After scientific, peer-reviewed scrutiny (otherwise known as “Hey, that sounds cool, I think I’ll publish it”), here are the winning entries from our first-ever computing haiku contest.
The rules followed those laid down when the European editor was in grade school in Miss Fife’s Creative Writing Class: Similar to the classical Japanese poetic form known as haiku, these compositions must consist of three lines, with five syllables on the first line, seven on the next and five on the last.
However, where traditional haiku must contain a reference to nature somewhere in the text, the ones in our contest must refer to computing or physics.
In all other respects, budding scientist/poets were free to indulge their imaginations.
And what imaginations!

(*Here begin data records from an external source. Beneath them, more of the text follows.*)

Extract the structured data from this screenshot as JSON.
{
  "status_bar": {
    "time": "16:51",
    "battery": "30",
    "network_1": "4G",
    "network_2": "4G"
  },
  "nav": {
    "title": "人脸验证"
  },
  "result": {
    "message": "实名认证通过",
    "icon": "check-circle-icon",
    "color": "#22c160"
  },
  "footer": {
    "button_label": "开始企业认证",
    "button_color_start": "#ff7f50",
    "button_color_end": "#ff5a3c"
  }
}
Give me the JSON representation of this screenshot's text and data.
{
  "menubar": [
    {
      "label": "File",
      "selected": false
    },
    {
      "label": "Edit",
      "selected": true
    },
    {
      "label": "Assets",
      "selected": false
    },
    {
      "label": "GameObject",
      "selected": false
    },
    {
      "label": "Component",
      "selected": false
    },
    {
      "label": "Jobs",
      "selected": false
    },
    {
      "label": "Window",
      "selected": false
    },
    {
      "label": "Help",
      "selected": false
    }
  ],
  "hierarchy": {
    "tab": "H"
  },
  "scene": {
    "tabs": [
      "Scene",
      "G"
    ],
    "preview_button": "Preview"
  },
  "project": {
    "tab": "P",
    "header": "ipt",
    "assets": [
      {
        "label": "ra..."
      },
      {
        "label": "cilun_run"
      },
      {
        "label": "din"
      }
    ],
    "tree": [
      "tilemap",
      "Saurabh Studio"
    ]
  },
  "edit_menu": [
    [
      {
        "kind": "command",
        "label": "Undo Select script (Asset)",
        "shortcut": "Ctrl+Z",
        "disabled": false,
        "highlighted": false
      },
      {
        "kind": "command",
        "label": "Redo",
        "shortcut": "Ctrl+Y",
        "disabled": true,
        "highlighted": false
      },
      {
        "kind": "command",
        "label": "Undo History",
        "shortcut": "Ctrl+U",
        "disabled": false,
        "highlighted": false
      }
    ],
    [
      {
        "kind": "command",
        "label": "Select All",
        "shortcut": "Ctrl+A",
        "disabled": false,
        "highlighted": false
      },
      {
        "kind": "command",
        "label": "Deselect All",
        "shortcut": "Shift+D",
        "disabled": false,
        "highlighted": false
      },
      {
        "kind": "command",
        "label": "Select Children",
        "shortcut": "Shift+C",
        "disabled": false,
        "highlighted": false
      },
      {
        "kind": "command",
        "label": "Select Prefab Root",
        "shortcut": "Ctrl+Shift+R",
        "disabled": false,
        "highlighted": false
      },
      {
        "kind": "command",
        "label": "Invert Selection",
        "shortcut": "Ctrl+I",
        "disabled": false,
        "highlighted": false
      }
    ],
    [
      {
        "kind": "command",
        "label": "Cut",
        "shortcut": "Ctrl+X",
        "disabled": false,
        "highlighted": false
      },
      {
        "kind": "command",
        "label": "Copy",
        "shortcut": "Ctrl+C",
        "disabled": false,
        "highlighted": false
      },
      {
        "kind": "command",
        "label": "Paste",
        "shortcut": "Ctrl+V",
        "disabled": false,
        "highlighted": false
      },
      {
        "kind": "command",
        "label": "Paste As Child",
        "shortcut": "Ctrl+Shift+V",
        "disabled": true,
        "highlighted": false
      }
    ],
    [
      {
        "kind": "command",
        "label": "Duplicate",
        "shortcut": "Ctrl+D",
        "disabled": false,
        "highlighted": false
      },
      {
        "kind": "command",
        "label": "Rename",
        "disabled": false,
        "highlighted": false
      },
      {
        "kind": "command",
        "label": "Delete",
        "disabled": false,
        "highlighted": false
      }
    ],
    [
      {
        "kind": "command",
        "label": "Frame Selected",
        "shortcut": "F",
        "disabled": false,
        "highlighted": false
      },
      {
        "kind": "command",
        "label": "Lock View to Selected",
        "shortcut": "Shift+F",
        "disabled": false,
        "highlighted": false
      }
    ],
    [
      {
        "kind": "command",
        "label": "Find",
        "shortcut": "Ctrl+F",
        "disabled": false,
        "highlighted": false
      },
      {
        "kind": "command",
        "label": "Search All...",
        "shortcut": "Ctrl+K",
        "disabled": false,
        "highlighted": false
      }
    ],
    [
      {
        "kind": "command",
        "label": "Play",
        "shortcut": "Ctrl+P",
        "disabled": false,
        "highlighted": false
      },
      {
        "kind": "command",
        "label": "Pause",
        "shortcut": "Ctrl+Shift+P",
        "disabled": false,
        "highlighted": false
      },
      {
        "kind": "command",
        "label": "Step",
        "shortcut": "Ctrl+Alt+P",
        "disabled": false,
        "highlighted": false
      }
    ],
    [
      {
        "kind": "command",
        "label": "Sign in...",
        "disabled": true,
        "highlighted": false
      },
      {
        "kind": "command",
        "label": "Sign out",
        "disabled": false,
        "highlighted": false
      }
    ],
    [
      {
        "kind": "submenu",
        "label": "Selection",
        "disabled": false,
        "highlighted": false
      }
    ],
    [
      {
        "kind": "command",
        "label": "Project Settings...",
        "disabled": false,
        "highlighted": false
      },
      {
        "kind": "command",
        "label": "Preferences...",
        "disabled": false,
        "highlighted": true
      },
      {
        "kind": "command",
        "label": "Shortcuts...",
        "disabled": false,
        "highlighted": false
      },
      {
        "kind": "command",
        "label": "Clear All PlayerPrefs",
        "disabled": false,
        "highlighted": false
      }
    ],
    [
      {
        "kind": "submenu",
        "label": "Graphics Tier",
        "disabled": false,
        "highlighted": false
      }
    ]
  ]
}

A professor of science communication once said that physicists generally have a gift for metaphor and simile, possibly because of their constant search for concrete, specific ways to describe abstract phenomena. Nonetheless, we were unprepared for the number of clever contributions.
We wish we had room to print them all; you can see more at the iSGTW Forum on the Nature Networks site.
Below are the winning entries:
How far can we see
-Francois Grey, Center for Citizen Cyberscience
From tiny byte streams
-Catherine Gater, European Grid Initiative
Man, I hate haiku
-Deborah P Kolodji (I’m a SQLServer Database Admin – can you tell?)
Mainframes now desktops.
A haiku contest?
If at first you don’t
Note: Midway through the contest, the European Editor received a very nice letter from the Haiku Society of America explaining that, strictly speaking, what we were doing was not really haiku — which pay much more attention to things such as imagery, “season words” and “cutting words” over syllable count. In addition, the concept of “syllable” in Japanese is different from that of the English-speaking world; according to the Society, the word “London” would be considered to have four syllables in haiku.
But in the interest of fairness, the contest continued with the original set of rules.
There’s a lot more about the fascinating world of purist haiku at Becoming a Haiku Poet.